The Continental rubber outsole performs as advertised and offers dependable traction.
As with most cushioned racers with some kind of stiff component inside, the heel stability is expected to be poor. However, it’s worse on the adios Pro due to the unusually high heel bevel angle and the poorly-designed lacing.
We also question the updated midsole design that exposed the Energy Rods and creates a gap on the outsole. The Adios Pro V1 did not have it for a reason.
SHOES SIMILAR TO THE ADIDAS ADIZERO PRO 2
The Nike Vaporfly Next% V2 is the definitive Carbon-plated racing shoe, and its ride has the characteristic ‘snap’ that’s made this shoe category so popular.
The VF Next% is an expensive shoe, so less expensive alternatives are available in the form of the Saucony Endorphin Speed V2 and Nike Zoom Fly 4. The Endorphin Speed uses a Nylon plate inside a PEBA foam core, so it delivers a similar responsive snap. The Nike Zoom Fly 4 has a firmer React core, so the ‘snap’ has a muted quality.
Amidst the Nike Vaporfly and Saucony Endorphin hype, the New Balance RC Elite tends to be overlooked.
That was due to the Elite V1’s subdued ride manners. But the Elite V2 should not be ignored – this plated shoe is an excellent long-distance racer with a generous amount of bouncy cushioning. The V2 has a much higher midsole stack than the V1, thus propelling it into the league of other plated racers.

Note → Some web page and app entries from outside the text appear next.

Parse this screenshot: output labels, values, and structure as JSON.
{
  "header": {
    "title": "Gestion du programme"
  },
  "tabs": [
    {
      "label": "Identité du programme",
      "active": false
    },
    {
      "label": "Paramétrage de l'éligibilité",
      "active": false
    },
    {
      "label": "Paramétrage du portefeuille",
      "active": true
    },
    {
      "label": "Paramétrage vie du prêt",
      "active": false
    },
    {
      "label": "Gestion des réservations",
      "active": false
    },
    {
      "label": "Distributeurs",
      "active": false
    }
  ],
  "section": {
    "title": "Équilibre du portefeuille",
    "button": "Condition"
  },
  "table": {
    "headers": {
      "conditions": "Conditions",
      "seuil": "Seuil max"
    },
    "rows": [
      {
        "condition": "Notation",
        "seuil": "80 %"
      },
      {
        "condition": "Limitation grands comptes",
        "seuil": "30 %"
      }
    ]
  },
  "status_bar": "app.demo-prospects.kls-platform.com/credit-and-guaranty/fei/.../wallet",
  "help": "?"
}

Brooks sells the Hyperion Elite, and so do Asics and Hoka with their various plated models. However, we recommend trying the other PEBA or Fuelcell foam racers first.